© Be Nice. Creator and Be Nice. (somethingsonice.wordpress.com), 2008-2009.

Lint-bunnies and plastic baggies

I live in an apartment complex with shared washers and dryers all over the complex.  Typically the laundry area is kept pretty tidy, even though they are in damp musty basements. But today as I began my six (long overdue) loads of laundry, I was taken aback by the room. Spills of laundry detergent on the washers, dryer sheets, plastic bags and lint-bunnies littered the floor.
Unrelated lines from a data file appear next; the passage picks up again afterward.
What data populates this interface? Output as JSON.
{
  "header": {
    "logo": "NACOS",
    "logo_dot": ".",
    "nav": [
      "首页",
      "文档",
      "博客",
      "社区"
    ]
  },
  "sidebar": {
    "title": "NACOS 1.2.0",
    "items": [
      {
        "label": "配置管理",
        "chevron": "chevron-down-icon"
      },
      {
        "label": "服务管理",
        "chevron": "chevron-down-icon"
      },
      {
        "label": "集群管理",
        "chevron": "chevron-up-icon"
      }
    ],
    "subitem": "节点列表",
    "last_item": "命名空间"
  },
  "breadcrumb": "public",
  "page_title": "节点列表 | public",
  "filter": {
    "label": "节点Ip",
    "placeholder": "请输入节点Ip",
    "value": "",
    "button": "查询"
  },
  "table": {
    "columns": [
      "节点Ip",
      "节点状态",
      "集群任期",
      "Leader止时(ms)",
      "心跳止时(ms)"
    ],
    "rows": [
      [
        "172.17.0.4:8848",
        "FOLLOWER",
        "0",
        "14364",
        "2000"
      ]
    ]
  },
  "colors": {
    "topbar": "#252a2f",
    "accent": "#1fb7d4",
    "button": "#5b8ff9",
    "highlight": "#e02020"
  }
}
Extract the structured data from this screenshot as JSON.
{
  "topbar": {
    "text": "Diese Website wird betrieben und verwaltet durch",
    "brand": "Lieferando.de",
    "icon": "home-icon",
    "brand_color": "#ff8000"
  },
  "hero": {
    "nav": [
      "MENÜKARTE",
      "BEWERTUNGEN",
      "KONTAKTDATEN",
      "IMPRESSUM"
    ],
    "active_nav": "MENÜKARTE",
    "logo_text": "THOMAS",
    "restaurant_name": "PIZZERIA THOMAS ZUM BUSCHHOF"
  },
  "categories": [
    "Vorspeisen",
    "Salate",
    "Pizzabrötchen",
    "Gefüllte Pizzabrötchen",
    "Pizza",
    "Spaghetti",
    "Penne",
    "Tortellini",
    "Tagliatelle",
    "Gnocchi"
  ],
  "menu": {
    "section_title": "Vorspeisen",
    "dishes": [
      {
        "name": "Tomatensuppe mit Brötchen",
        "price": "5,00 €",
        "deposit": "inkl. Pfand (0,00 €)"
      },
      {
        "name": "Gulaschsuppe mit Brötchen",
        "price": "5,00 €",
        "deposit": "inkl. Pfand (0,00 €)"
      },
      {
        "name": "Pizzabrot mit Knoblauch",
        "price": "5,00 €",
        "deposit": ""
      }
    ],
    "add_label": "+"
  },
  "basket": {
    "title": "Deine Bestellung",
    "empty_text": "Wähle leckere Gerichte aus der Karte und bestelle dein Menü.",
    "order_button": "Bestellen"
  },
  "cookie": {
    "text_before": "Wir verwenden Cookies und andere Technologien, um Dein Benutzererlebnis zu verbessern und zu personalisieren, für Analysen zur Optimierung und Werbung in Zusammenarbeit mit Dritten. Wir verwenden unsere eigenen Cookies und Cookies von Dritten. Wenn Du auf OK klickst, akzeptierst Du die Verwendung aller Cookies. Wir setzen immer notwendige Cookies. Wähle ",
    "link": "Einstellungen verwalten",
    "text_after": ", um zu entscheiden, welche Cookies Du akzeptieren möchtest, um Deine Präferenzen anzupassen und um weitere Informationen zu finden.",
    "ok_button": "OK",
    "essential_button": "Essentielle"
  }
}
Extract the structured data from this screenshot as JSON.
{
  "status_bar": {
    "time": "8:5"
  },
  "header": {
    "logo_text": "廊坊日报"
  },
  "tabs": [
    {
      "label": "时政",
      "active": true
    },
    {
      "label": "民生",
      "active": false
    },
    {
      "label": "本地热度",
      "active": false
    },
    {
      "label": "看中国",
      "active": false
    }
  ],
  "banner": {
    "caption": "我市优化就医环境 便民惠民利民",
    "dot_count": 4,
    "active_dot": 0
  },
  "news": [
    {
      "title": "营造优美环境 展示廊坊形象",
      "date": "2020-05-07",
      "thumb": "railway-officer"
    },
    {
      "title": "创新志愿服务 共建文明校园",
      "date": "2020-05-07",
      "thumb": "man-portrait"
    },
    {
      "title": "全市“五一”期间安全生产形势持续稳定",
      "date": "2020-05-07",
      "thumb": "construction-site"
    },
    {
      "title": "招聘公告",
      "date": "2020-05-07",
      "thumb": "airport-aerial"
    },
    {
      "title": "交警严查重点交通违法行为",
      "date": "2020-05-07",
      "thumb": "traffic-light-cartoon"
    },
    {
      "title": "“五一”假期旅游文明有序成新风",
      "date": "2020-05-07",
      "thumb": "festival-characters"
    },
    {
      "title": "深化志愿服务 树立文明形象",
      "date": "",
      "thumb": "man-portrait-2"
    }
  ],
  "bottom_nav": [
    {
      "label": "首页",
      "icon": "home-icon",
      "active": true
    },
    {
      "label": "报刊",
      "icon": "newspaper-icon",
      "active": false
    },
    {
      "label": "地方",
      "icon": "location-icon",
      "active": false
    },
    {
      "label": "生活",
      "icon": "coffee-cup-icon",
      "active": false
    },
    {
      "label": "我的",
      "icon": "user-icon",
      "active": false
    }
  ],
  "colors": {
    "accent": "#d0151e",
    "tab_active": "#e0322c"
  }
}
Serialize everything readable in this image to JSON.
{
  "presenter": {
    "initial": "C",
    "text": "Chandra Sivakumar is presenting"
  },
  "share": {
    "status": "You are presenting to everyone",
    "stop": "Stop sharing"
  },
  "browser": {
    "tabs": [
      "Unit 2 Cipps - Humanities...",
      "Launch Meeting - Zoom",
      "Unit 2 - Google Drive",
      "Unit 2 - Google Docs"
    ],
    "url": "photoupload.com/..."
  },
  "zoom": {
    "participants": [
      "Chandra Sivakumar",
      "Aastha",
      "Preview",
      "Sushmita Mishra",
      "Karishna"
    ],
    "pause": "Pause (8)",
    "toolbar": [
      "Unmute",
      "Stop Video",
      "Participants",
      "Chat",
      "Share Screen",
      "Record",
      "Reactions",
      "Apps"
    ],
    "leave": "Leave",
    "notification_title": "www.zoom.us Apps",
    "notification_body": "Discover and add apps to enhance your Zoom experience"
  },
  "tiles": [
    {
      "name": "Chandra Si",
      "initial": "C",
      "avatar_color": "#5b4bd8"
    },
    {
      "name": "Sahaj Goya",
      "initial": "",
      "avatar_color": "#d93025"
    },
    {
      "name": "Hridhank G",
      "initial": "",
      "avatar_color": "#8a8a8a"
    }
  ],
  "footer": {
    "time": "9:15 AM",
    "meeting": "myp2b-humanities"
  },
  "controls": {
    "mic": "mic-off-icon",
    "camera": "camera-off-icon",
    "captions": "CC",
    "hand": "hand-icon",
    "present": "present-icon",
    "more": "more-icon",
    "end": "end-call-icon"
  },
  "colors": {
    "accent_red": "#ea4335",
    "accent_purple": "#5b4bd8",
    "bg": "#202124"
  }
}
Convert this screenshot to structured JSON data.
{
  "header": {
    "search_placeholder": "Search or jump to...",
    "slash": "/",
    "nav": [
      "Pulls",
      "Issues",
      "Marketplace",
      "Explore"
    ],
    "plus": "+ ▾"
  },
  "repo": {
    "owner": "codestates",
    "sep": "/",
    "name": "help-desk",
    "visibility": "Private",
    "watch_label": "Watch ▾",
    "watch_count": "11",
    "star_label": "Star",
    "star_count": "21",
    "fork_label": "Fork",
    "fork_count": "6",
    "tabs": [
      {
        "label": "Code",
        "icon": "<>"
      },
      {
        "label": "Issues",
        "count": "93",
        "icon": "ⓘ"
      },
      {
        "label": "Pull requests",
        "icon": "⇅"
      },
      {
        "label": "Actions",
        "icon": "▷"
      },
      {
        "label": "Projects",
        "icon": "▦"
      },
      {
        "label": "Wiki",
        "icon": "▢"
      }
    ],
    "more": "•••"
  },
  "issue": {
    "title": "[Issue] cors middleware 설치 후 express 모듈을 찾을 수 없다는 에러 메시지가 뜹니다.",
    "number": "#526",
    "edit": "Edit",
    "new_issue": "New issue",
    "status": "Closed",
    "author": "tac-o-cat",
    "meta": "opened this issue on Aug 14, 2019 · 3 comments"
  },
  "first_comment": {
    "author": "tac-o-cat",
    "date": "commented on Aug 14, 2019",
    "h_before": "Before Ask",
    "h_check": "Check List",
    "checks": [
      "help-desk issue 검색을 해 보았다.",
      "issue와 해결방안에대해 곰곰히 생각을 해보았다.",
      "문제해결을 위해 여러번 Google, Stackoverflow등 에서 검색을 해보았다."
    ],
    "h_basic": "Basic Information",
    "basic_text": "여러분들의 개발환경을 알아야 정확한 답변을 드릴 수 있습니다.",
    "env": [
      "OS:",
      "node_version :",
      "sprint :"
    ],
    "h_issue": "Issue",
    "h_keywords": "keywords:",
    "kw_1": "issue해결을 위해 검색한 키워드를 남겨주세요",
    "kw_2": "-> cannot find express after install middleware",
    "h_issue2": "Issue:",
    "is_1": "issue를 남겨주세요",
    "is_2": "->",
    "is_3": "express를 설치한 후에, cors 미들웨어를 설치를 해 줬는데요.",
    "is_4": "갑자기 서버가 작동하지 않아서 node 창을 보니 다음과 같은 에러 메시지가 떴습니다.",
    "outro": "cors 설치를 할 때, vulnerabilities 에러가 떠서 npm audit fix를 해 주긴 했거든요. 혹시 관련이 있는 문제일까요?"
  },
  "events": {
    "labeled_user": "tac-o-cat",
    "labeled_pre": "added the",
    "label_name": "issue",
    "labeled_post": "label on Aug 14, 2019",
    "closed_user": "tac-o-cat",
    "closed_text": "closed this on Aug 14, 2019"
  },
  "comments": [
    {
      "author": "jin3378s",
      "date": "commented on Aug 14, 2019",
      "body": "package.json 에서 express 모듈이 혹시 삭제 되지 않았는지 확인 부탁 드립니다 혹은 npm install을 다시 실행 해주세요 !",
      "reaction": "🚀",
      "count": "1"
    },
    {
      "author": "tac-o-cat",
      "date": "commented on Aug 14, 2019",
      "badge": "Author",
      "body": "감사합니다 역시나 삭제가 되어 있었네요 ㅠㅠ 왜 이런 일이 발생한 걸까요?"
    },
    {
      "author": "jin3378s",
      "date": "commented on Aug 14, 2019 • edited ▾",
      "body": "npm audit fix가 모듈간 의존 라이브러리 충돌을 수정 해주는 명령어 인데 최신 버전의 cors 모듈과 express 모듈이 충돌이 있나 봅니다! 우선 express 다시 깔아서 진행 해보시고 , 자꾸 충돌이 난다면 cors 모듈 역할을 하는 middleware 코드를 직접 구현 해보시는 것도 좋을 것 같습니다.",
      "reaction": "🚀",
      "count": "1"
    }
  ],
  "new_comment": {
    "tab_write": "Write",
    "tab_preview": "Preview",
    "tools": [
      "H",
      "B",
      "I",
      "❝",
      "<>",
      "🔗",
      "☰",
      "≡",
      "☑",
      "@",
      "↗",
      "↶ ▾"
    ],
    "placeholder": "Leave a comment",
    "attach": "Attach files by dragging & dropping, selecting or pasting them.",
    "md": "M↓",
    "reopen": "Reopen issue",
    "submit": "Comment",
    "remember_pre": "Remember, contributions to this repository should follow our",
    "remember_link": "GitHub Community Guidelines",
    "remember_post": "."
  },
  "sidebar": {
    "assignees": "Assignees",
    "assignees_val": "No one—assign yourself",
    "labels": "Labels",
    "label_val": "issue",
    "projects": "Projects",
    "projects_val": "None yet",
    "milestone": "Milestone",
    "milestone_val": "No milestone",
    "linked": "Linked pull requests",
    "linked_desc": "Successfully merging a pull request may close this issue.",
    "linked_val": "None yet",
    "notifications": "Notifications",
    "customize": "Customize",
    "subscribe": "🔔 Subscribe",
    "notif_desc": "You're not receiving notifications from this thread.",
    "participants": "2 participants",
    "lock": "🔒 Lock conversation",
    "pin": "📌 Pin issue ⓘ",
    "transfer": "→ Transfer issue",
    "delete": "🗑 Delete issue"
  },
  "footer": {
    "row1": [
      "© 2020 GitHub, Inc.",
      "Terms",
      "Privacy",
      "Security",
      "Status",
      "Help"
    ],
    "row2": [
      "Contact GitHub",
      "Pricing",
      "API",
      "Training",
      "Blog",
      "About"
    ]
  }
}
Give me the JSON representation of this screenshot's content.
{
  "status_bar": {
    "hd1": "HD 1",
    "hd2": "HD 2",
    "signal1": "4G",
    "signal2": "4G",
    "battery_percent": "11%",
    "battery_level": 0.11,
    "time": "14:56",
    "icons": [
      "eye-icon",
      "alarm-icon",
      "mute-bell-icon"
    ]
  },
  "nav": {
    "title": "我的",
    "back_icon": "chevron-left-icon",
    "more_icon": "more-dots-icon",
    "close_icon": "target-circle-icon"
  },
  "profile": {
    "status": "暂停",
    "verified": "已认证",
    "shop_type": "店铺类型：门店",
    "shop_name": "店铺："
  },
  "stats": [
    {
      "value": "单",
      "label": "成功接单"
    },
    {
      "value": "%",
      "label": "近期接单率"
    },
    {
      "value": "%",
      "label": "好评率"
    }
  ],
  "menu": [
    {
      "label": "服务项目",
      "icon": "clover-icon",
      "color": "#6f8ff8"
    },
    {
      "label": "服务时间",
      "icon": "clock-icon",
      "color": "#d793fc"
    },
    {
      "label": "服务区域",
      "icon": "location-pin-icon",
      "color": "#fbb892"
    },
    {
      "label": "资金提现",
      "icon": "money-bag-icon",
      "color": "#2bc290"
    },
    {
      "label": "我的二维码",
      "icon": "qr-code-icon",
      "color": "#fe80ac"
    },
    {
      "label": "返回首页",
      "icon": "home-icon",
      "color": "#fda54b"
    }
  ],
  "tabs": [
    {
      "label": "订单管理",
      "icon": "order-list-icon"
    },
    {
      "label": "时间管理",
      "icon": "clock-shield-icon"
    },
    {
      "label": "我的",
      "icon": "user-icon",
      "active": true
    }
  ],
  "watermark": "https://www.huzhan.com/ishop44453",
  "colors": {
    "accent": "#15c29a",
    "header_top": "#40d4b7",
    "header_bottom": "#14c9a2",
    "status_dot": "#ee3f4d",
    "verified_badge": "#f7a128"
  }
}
Now, I’ll admit I forget to clean the lint filter from time to time, so I didn’t mind cleaning out someone else’s lint, but the large mess in the room prompted me to write a message about messes. It’s pretty simple: clean up after your own messes, wipe up your spills, pick up what you drop, and if you are a saint, tidy up a mess you didn’t even make.  I bet we’ll all make our moms proud.

 

© Be Nice. Creator and Be Nice. (somethingsonice.wordpress.com), 2008-2009.